There have been numerous studies on the health benefits of white wine, however (dunh dunh duuunnhhhh), new research has discovered a possible downside to drinking all those glasses of Chardonnay.
The recent study, published in the Journal of the American Academy of Dermatology, found women with certain drinking patterns had a higher risk of developing rosacea — a common skin disease that causes redness on a person's nose, cheeks, chin, and forehead.
"We found white wine and liquor were significantly associated with a higher risk of rosacea," said Wen-Qing Li, the study's senior author and assistant professor of dermatology and epidemiology at Brown University.
For the study, researchers collected information on the alcohol intake of nearly 83,000 women enrolled in the Nurses' Health Study II every four years from 1991 to 2005. During that time, 4,945 new cases of rosacea occurred.
"For white wine, compared to never drinkers, [those who drank] one to three drinks per month had a 14 per cent increased risk of rosacea. For five or more white wines a week, risk increased by 49 per cent," Li said.
For those who drink five or more liquor drinks a week, the risk rose by 28 per cent.
A woman with the skin condition rosacea, which is characterized by facial redness and small, superficial dilated blood vessels.
Although the study couldn't determine why white wine and liquor seemed to increase the risk of rosacea, researchers said they thought these beverages could weaken the immune system and contribute to the dilation of blood vessels.
Unfortunately, the study could not confirm whether there was a link associated with white wine and rosacea for men, as the research just looked at women.
A study from last year found that drinking alcohol is associated with higher rates of melanoma, the deadliest form of skin cancer.
White wine, in particular, had a bigger impact on the risks of melanoma than red wine, beer, or liquor.
Alcohol is thought to cause about 3.6 per cent of cancer cases worldwide, the study authors noted. "For some, like cancers of the digestive tract, the alcohol actually comes in contact with the tissue, so it's easier to understand," said study co-author Eunyoung Cho. "For others, like breast cancer, we don't really have a great explanation at this point why alcohol would be related."
Despite this admittedly bad news, there are some benefits to drinking wine.

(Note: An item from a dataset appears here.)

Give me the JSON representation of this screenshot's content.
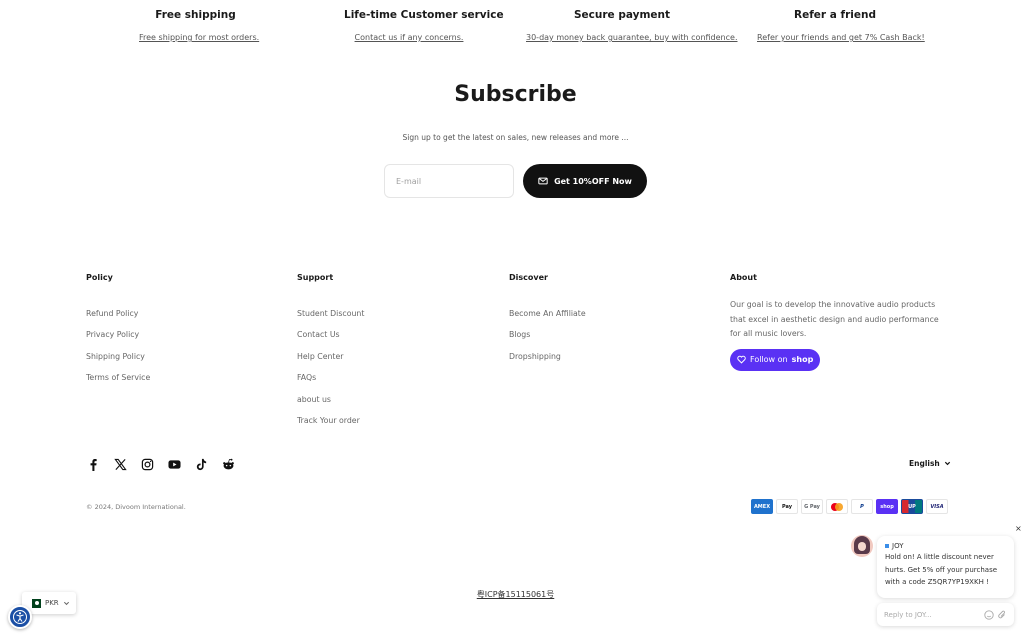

According to a study published in the Journal of Agricultural and Food Chemistry, white wine could be just as powerful as red in improving heart function and preventing artery blockage.
And moderate red wine consumption has been found to help prevent heart attacks, increase the amount of HDL "good" cholesterol, and decrease the chances of blood clotting.